I began to flirt with the idea of owning my own Apple laptop shortly after graduating college. Sadly, my $8 an hour salary (without benefits) would not permit such an expense, so I opted for the next best thing, e-Bay. Let me say that when you have a computer history like mine buying any electronic device sight unseen from E-bay is recipe for lost files.
This, however, did not cross my mind and instead I began scouring E-bay in pursuit of the mother of all Apple deals. After countless hours of hunting I found the perfect deal on an old school Apple Powerbook. I was stoked. With credit card in hand I bid what was the most I could possibly charge. And then I waited. I watched as people kept bidding against me, my maximum bid always trumping theirs. During the last 10 minutes of the auction I logged onto E-bay to watch my certain victory. As I waited, I reviewed the computer information and what did I see? This computer had a foreign keyboard. How could this be! My mind raced – I had researched everything about this purchase yet still overlooked something so obvious!

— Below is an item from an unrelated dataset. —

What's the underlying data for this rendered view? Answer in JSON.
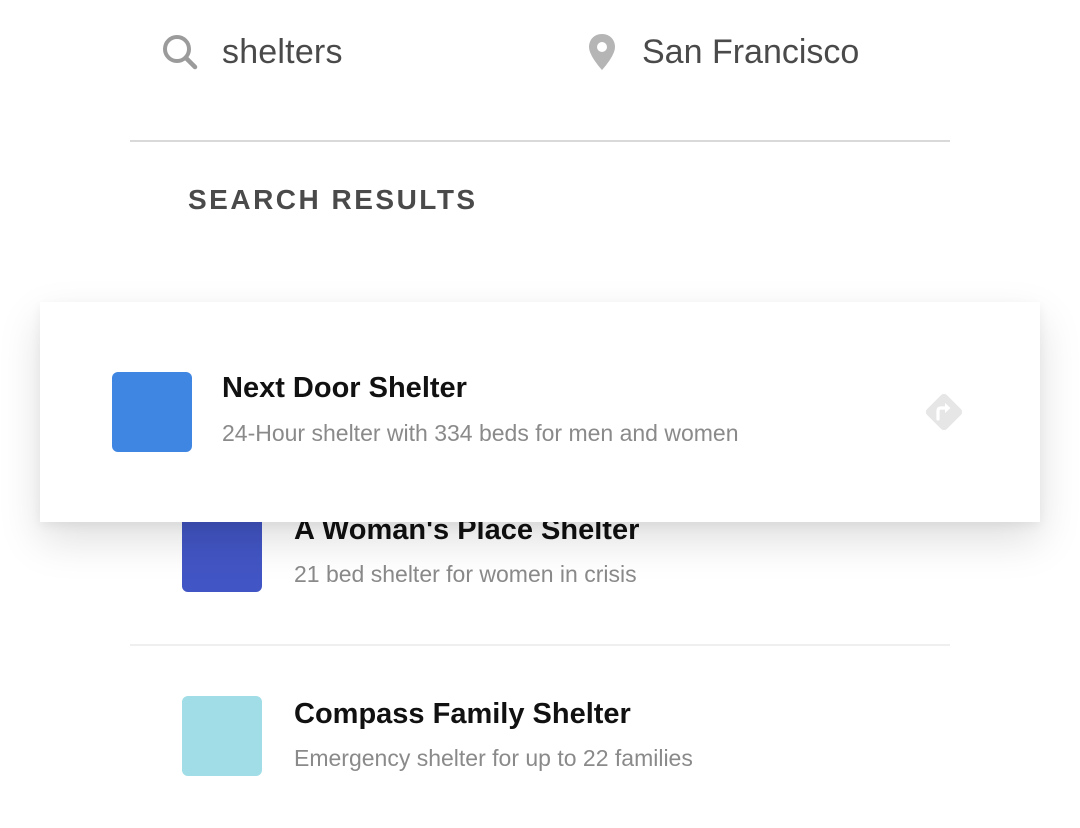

Let us recap – I made $8 an hour. No overtime. No benefits. I did not have money for a computer to begin with. Let alone a computer with a foreign keyboard.
I’m not a particularly religious person, but I do recall saying a little prayer. Within the very last seconds of the auction I was overbid. I was saved and vowed to adopt a life of financial responsibility that would start with NOT buying a computer. I promptly called my friend Sparrow and arranged to meet for a drink celebrating my newfound financial stability.
Time passed and my love for the Apple computer quickly overwhelmed any attempts at budgeting. Once again I returned to e-bay, bid on a computer and lost. This happened more times than I can count.
When I lived in Birmingham and had a “big girl job” with benefits I revisited the idea of getting an Apple. I had learned since the E-bay days that the way to buy a computer is not sight unseen, nor to purchase from a friend of a friend, nor to rely on a boyfriend to “build one.” And so I went to the online Apple Store and filled out the paperwork for a loan. I received a credit card with a $400 limit, not even a quarter of the cost of this brand new computer.
Hurt, offended and a little concerned about my credit score, I cut the card up and came to terms with the fact that I was not Apple material. Two weeks later, I paid cash for a Dell.
Many years later, now a married “responsible” adult with a job that provides decent pay and something they claim to be “health benefits,” I found myself once again without a computer. One night while lamenting to Jay about the woes of being computerless, he said, “Let’s get you an Apple then. You need it for what you do.”
I stared at him. He did not just say that. Did he?
But the expense… I countered.
He continued to woo me with the idea of my own Apple and by the end of the evening we had made the decision: the next day I would take a small consumer loan and purchase a refurbished MacBook Pro.
The rest happened very quickly, with lots of signatures and a good deal of indigestion. Five days later I sat on my cheap Swedish furniture and carefully opened a luxurious new MacBook. The heavens sang… actually I think it was Apple’s fancy “welcome to your new computer” song and dance, but whatever… I am proud to say that this computer is worth every one of the 12 monthly payments. It is fast. It is beautiful. It makes my photos look unbelievable. It will run the programs I actually use on a daily basis. And most importantly, it does not have a foreign keyboard.